At its simplest, IP Telephony is just a way to carry voice from one place to another. What makes it so revolutionary is not so much due to any technical advantages, but simply that it is based on inexpensive and popular networking standards. You can buy the hardware at your local computer store. The details of the SIP protocol can be downloaded for free from the IETF, and IP networks can be built by anyone, at very low cost.
IP Telephony began as an experiment in carrying voice traffic across a packet network. The concept was simple: Run some voice traffic across a fixed-cost connection (piggy back it onto the data traffic), and avoid paying long distance charges between offices. Early equipment was expensive, but then again, so were long distance charges.
As the internet grew in popularity in the late 90s, the powerful (and free) Internet Protocols (IP) began to rapidly replace the almost ubiquitous Novell NetWare technology then popular in office networks (LANs), and it also became popular to layer IP on top of the various carrier circuits in use. The rise of the ISP began at this point as well. IP rapidly found use all over the place as a standardized all-purpose network protocol. Every network was becoming an IP network, so the awkward term “packetized voice” naturally became “IP Telephony” or “Voice over IP (VoIP)”.
A massive disruption has ocurred in the telecommunications industry. Old, complex, proprietary and obscure technologies have given way to well-documented, open-standards and popular protocols.
The challenge with IP Telephony is that the internet was not designed to carry voice traffic. The neat little packets being delivered all in a neat row, can too often end up more like this:
How Packets Sometimes Get Delivered
Human beings are not computers. When we talk, our brain expects to hear speech in a very specific way. It must be contiguous (no gaps), it must arrive in order (or sense make won’t it else), and any delay of more than a few hundred milliseconds is going to feel rude (“are you even paying attention?”). Computers can forgive all sorts of problems with communication, but the human ear is a bit more fussy.
In the early days of the internet, it was all but impossible to expect voice to pass reliably. Today, the opposite is true. IP Telephony is reliable, and more importantly perhaps, it is understood in the industry that everyone maintaining networks have a shared responsibility to ensure voice traffic passes without problems. In other words, current-generation networks are engineered to ensure voice quality.
Today, rather than purchasing expensive hardware to connect to limited physical circuits, IP telephony allows simple and reliable connections of multiple service types, all on a standard network server, running standard network hardware.

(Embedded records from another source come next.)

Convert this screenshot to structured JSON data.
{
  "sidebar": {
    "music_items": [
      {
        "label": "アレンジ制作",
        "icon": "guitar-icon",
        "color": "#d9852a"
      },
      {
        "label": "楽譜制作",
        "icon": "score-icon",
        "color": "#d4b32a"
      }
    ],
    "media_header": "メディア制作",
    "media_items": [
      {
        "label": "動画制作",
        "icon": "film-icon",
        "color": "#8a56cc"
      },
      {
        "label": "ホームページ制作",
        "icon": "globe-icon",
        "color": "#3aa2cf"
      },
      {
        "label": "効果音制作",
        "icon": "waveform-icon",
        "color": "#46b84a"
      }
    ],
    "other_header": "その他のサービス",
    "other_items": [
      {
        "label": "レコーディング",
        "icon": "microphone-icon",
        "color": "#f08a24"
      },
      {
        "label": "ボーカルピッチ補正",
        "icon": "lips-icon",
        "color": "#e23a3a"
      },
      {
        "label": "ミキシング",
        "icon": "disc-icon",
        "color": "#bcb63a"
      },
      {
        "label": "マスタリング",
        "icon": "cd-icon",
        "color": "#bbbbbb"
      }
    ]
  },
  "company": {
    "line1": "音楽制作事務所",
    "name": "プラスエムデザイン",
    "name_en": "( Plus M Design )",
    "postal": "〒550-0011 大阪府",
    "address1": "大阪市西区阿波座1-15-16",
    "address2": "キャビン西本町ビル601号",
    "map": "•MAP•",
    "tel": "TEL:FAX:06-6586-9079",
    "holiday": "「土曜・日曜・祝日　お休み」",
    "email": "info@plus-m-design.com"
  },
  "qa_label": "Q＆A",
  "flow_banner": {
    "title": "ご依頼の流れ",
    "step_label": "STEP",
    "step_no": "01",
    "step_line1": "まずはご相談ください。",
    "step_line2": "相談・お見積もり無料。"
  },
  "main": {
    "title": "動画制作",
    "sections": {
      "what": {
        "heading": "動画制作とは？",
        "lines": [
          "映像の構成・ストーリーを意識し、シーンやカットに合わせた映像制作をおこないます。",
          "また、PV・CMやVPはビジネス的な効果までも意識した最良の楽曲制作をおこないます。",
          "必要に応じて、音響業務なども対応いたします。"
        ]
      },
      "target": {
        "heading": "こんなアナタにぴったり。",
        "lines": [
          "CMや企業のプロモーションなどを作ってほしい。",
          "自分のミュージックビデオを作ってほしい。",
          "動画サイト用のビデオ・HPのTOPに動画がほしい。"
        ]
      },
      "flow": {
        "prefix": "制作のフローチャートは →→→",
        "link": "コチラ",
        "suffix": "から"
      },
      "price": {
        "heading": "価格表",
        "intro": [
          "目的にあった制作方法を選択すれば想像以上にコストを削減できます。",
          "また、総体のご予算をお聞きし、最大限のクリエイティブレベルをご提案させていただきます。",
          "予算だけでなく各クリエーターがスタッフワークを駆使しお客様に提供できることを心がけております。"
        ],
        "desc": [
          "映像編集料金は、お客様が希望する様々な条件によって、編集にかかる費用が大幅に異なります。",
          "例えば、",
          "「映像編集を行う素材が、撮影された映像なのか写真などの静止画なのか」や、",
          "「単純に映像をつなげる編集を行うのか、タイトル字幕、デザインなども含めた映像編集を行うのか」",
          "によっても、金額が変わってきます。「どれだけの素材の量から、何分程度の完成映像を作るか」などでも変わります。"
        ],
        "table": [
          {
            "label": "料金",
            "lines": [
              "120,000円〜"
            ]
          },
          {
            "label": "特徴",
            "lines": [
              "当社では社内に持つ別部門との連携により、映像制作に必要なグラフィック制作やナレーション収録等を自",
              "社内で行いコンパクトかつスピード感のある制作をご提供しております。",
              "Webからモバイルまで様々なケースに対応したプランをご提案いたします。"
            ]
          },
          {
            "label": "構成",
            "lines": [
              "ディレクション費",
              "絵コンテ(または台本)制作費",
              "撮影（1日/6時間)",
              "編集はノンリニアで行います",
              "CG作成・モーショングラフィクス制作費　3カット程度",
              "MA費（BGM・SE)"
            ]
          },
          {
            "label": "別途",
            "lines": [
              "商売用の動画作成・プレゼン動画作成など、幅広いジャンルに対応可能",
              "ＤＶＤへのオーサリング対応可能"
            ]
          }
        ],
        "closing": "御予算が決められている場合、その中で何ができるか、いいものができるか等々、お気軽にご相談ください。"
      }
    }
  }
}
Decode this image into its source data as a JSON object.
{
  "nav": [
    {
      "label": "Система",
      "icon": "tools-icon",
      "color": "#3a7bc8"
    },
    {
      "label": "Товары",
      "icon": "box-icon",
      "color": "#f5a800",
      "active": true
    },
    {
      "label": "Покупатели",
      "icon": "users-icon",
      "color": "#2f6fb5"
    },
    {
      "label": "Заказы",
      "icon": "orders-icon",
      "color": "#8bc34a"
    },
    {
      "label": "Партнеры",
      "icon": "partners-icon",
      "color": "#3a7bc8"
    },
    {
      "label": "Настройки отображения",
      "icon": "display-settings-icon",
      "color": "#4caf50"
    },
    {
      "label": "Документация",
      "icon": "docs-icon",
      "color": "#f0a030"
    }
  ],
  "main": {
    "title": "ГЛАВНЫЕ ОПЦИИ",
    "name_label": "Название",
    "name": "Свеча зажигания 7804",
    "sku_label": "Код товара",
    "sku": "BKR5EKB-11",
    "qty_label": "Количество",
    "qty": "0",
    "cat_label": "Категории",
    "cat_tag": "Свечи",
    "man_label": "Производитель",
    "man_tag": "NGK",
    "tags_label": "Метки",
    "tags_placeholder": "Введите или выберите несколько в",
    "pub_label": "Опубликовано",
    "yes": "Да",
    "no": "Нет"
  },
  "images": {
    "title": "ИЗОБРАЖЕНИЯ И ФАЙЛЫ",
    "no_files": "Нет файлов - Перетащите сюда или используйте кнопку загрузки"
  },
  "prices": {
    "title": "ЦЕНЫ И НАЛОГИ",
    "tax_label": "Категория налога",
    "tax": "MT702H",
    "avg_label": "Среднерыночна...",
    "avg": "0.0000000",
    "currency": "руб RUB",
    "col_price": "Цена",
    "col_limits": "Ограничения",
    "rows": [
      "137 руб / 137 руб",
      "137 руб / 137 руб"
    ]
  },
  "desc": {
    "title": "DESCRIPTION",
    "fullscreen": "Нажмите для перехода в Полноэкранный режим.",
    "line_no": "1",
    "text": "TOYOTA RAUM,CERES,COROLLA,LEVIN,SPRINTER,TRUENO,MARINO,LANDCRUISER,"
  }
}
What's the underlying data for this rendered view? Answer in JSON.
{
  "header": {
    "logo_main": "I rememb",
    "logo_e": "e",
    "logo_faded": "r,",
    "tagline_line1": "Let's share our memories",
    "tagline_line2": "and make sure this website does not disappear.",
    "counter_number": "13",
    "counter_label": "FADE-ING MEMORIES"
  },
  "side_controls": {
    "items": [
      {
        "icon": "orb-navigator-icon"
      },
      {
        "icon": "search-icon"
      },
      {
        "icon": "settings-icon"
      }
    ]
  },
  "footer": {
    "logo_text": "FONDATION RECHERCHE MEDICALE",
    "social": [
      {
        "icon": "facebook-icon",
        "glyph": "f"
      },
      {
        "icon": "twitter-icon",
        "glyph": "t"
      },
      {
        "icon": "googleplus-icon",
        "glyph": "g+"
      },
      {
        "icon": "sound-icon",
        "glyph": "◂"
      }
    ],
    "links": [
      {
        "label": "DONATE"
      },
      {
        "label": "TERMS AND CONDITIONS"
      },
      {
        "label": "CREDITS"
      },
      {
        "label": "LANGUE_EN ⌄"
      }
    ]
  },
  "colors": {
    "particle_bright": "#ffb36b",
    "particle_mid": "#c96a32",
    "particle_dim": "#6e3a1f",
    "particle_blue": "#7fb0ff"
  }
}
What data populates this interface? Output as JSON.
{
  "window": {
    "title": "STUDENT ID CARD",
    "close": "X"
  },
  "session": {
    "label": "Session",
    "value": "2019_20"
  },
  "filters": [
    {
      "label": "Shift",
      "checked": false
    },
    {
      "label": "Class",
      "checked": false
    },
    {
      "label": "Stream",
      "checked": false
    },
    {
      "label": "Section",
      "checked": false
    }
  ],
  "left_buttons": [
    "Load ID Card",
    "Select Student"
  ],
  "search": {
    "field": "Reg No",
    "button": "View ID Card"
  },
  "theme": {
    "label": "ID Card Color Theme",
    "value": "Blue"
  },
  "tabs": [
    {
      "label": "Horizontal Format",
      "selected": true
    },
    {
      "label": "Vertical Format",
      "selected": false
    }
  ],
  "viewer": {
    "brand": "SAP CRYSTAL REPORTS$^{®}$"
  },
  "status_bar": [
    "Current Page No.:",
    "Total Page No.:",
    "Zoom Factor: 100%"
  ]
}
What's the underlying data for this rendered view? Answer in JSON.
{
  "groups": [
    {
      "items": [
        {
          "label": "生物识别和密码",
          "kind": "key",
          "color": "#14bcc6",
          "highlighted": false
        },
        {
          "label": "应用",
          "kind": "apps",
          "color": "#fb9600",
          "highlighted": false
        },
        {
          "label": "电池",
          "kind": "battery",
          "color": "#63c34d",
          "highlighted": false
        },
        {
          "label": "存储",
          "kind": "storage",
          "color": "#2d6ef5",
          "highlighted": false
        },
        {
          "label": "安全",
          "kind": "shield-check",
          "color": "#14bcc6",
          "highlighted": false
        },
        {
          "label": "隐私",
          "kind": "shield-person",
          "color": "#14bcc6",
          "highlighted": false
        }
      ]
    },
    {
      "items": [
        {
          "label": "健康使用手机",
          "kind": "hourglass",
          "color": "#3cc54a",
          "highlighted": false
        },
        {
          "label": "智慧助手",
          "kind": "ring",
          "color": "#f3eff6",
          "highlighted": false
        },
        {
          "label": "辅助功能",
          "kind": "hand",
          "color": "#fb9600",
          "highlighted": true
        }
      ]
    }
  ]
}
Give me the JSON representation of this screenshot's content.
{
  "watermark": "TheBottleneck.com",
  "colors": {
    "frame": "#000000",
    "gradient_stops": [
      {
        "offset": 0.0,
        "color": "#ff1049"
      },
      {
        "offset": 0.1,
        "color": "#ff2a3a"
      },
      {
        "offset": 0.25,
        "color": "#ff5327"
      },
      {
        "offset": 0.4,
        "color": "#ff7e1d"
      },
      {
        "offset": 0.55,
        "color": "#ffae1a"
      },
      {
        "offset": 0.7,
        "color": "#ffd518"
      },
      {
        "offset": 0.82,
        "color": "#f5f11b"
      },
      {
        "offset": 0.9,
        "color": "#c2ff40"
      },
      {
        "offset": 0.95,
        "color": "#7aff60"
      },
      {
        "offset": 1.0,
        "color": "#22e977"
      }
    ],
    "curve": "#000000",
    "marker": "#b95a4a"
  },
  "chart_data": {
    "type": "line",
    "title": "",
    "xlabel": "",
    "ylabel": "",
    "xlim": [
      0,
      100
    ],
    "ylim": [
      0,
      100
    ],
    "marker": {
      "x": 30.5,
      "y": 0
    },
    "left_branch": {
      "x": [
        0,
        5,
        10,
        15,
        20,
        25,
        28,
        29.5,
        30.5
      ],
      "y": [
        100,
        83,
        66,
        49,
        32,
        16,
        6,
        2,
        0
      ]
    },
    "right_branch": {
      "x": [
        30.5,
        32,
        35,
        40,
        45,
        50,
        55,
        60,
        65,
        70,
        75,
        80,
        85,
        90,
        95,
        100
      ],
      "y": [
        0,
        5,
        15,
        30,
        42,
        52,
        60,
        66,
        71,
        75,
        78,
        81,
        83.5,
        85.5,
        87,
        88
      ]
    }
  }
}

IP Telephony saves money, and opens the door to the full power of the internet. In fact, I think it would be safe to say the best is yet to come!
Next up we’ll dive into the details of what is required in an office network to support IP Telephony. In other words, how to VoIP enable your network.